You can see here that HTTP.sys handles the requests, but all requests are appended to the same, global request queue, which is used by all the other components and applications. There are no individual queues, and no way to configure requests at an individual application level.
The requests are handled by the WWW service, with Inetinfo.exe, the same application used in IIS 5/Windows 2000, handling the static requests and providing the execution environment for integrated ISAPI filters and extensions used in low-isolation Web applications.
Medium (pooled) and high-level applications are still handled with separate, out of process, application hosts through the DLLHost.exe application.
UPGRADING AND COMPATIBILITY
If you're upgrading from Windows 2000 and IIS 5, leave IIS 6 set to function in IIS 5 Isolation Mode to start with. If you've installed Windows Server 2003 as an upgrade, rather than as a new installation, this will be how it is configured anyway. You'll be assured of your Web applications continuing to work until you've had a chance to thoroughly test them under IIS 6's native modes.
IIS 5 Isolation Mode offers three different isolation modes for individual applications supported by IIS. These are similar to the modes in IIS 5:
Low (IIS Process) applications run 'in-process' within the Inetinfo.exe application and are not protected from other applications that are also running in-process.
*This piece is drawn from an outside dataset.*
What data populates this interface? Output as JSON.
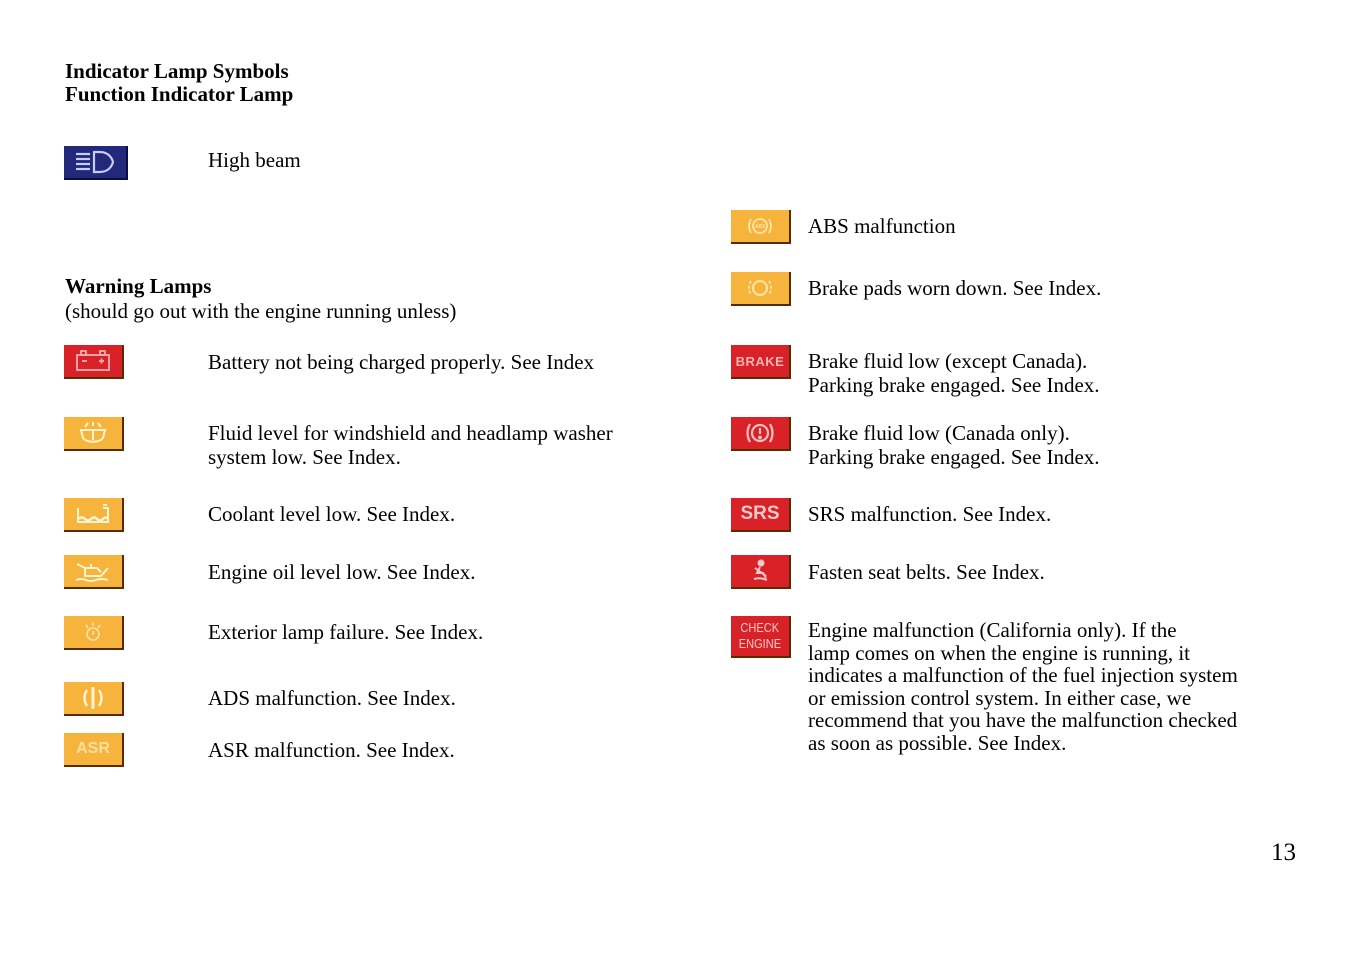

Applications execute using the default identity LocalSystem.
Medium (Pooled) applications run as DLLs within a single DLLHost.exe instance. These applications are protected from the effects of failures in both high and low applications, but not from failures from other applications in the same pool. Applications execute by default as IWAM_ComputerName.
High (Isolated) applications run as DLLS in DLLHost.exe and are both isolated from other applications, and other applications are isolated from them. Applications execute by default as IWAM_ComputerName.
You can quickly identify the main differences between the two application modes and which application services requests using Table 2.1. Note that because worker processes are responsible for running all ISAPI components, there is no such thing as an out-of-process ISAPI extension.
IIS 5 Isolation Mode
Worker Process Isolation Mode
Worker process management
In-process ISAPI extensions
Out-of-process ISAPI extensions
Depending on how you have installed Windows Server 2003 and IIS 6, the system will have automatically determined the default operation mode of your IIS 6 installation. Table 2.2 illustrates a quick overview.
Default Isolation Mode
Worker process isolation mode
Upgrade from previous IIS 6 version
No change from previous mode
Upgrade from Windows 2000/IIS 5
IIS 5 Isolation Mode
Upgrade from Windows NT/IIS 4
IIS 5 Isolation Mode